**DIRECTIONS**
Among the entries below, how many lines hold "here"? Reply with the number only.

**EXTRACTED DATA**
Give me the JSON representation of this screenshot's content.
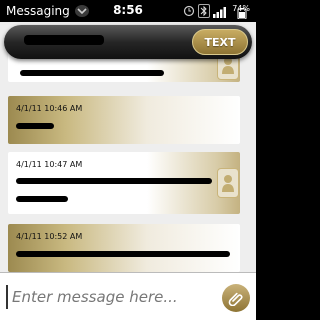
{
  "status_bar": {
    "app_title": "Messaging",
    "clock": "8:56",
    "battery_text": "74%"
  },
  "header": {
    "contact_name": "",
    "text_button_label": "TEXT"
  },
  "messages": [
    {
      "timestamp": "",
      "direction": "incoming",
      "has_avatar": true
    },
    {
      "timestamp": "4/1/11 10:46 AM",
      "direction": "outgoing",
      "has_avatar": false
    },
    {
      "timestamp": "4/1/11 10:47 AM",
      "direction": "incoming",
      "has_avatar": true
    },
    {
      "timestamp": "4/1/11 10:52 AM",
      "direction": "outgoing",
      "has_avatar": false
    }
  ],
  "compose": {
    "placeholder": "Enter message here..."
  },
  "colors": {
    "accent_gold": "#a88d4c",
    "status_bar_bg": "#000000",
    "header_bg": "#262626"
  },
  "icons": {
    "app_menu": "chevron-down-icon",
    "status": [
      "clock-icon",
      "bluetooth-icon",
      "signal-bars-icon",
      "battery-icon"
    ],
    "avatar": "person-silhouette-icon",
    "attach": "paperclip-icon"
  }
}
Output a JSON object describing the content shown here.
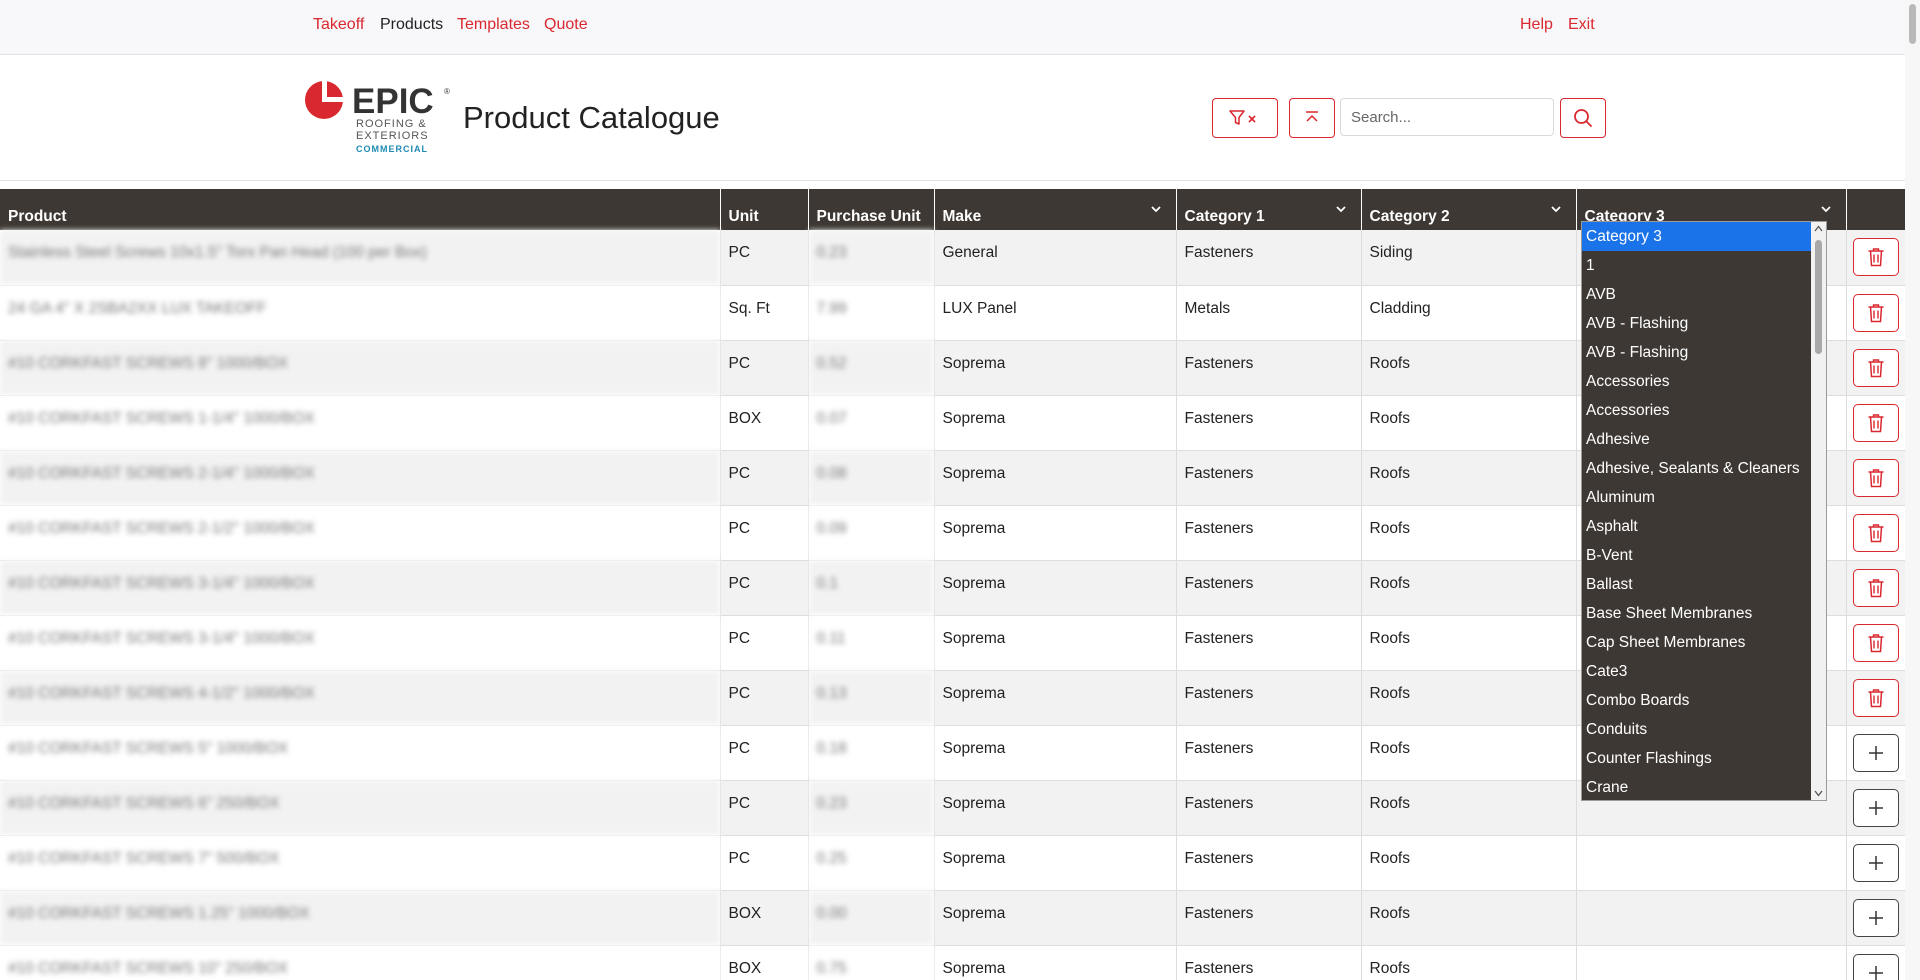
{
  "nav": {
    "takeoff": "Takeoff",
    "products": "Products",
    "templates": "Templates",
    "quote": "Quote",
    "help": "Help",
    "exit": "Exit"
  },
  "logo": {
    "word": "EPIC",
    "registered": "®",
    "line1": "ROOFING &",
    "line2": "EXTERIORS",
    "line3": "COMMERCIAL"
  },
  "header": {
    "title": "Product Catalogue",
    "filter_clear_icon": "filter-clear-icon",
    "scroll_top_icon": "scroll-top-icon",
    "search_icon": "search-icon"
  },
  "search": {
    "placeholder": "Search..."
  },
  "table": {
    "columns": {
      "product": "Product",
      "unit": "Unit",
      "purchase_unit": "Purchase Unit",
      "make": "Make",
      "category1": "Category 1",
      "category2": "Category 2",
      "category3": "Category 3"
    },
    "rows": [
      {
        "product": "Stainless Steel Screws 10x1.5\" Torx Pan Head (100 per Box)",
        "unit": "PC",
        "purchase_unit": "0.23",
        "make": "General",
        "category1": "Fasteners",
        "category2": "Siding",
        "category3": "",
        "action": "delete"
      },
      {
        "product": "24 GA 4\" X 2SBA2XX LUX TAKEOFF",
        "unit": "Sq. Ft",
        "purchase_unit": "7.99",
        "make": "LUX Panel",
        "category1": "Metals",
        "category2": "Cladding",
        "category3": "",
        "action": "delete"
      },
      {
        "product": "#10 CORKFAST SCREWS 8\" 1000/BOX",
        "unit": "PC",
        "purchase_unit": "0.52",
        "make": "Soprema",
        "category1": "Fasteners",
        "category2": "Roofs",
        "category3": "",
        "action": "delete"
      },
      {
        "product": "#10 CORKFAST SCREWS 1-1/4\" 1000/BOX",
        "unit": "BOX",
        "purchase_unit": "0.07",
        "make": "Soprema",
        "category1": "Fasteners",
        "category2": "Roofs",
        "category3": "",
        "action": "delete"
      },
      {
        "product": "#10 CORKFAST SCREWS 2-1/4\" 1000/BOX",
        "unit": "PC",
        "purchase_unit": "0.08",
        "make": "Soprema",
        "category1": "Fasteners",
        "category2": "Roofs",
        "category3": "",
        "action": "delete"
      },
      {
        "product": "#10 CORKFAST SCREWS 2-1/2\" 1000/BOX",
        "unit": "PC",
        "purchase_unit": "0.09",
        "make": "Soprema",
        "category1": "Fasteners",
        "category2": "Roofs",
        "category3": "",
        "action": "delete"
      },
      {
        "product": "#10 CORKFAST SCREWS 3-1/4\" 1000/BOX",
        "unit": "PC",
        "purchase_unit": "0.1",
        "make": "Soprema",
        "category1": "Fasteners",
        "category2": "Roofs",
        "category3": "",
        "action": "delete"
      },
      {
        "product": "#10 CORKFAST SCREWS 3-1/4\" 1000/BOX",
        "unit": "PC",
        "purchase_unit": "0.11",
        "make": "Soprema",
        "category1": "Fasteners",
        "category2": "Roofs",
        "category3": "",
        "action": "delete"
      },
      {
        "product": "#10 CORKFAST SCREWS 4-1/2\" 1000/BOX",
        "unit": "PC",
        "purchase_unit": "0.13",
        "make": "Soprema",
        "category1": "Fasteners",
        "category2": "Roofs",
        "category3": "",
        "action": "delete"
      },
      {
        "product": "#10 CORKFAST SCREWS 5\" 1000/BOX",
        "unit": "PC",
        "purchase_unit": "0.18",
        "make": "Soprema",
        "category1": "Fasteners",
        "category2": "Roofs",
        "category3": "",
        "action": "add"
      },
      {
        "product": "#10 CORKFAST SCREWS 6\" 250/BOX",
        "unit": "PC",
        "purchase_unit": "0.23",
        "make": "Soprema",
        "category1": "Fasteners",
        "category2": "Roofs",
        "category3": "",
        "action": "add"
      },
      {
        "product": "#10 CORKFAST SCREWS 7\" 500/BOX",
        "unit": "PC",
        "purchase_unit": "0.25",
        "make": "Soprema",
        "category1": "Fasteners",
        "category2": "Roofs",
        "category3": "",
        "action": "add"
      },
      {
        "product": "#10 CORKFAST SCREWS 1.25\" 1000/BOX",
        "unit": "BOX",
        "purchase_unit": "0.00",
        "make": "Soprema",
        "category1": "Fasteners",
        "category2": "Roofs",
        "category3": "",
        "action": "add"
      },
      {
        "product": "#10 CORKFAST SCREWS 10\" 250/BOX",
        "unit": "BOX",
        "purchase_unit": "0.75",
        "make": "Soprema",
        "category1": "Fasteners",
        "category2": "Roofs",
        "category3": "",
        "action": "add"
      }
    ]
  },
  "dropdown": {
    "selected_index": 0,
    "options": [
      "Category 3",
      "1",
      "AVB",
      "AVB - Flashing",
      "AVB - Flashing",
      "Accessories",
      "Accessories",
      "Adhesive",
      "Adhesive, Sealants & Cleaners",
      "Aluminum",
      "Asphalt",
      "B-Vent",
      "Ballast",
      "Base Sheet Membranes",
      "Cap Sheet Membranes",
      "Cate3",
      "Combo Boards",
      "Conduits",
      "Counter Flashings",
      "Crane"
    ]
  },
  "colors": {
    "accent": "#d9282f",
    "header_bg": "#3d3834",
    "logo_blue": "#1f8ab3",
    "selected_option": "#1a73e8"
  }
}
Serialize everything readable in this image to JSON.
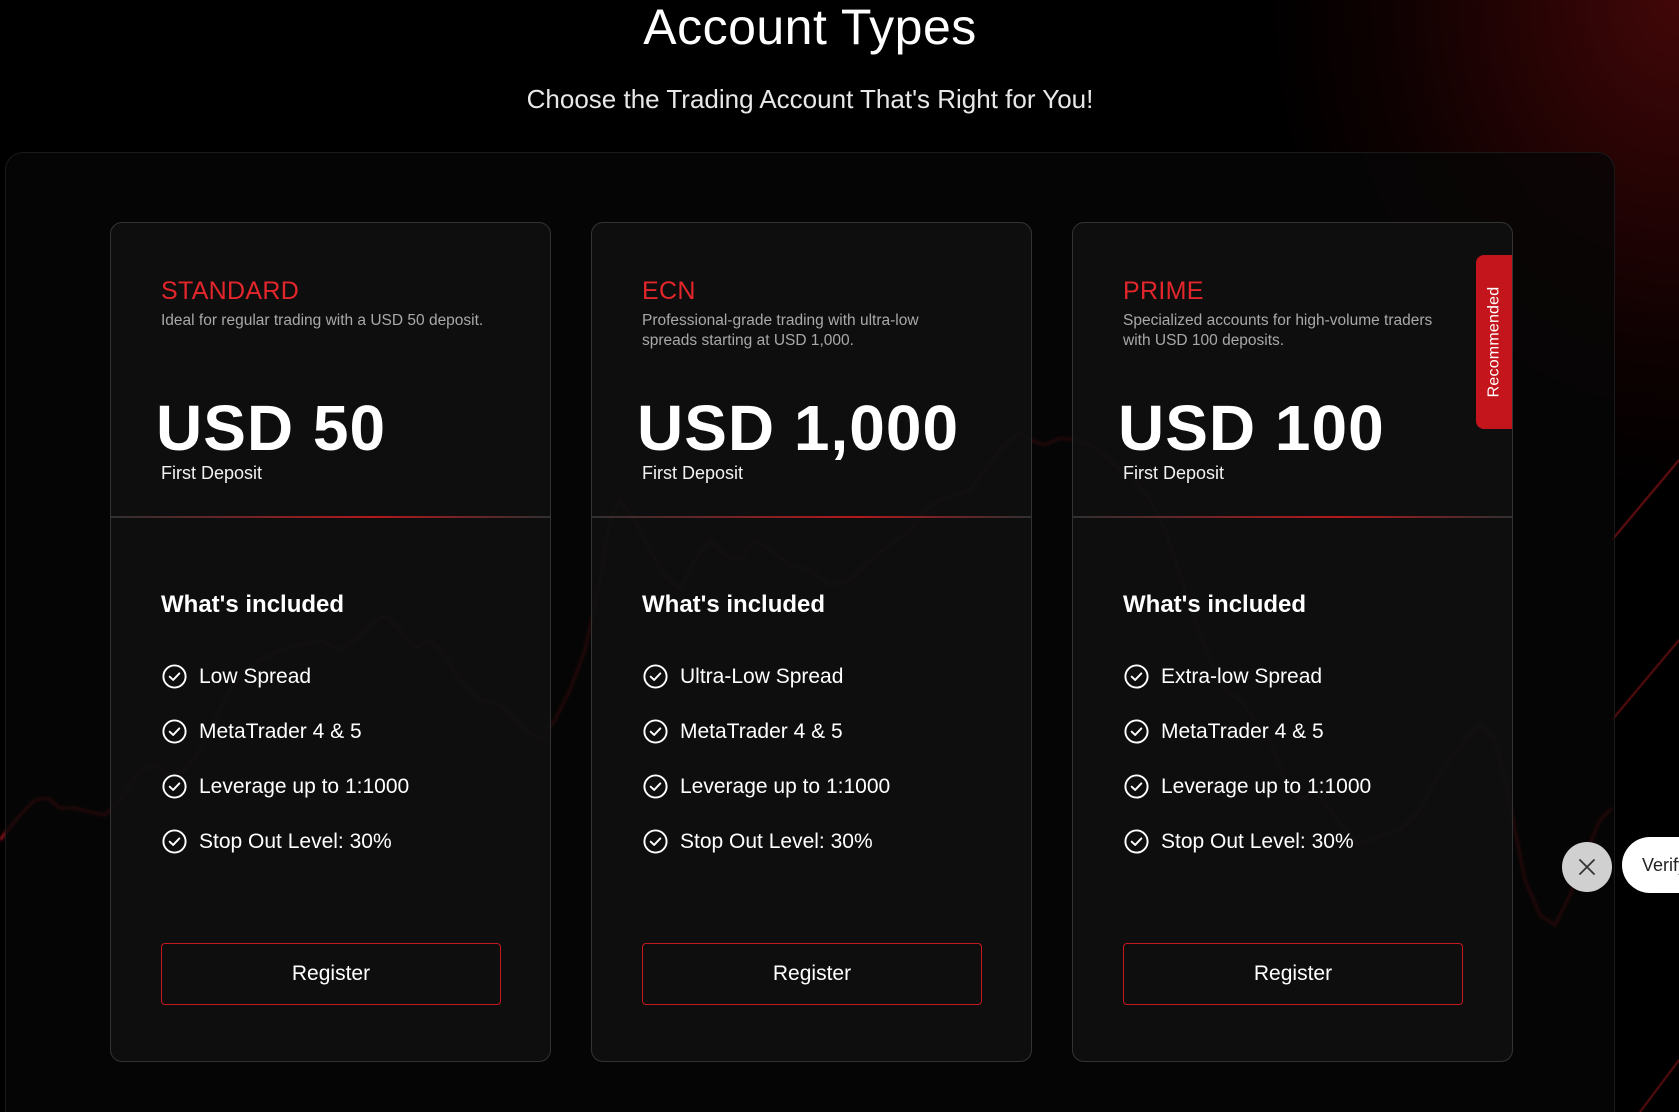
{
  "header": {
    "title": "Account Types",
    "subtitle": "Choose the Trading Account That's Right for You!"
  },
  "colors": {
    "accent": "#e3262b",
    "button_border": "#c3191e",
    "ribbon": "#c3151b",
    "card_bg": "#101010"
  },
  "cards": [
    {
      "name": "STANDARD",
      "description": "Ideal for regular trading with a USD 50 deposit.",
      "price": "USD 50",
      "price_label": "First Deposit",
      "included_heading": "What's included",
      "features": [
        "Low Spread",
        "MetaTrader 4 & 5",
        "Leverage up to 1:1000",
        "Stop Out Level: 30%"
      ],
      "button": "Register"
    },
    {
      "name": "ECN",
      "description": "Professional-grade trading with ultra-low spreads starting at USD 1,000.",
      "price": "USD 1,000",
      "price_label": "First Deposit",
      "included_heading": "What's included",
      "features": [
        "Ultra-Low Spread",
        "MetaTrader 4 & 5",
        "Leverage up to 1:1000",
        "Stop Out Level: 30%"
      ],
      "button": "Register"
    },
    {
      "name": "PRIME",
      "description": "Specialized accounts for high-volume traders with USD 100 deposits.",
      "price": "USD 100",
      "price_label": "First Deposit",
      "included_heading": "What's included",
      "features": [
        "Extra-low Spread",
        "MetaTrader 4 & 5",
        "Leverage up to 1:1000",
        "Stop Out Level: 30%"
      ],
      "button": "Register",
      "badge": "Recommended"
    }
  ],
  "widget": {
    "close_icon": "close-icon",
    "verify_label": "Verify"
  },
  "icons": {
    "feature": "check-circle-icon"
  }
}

**EXERCISE ANSWER**
2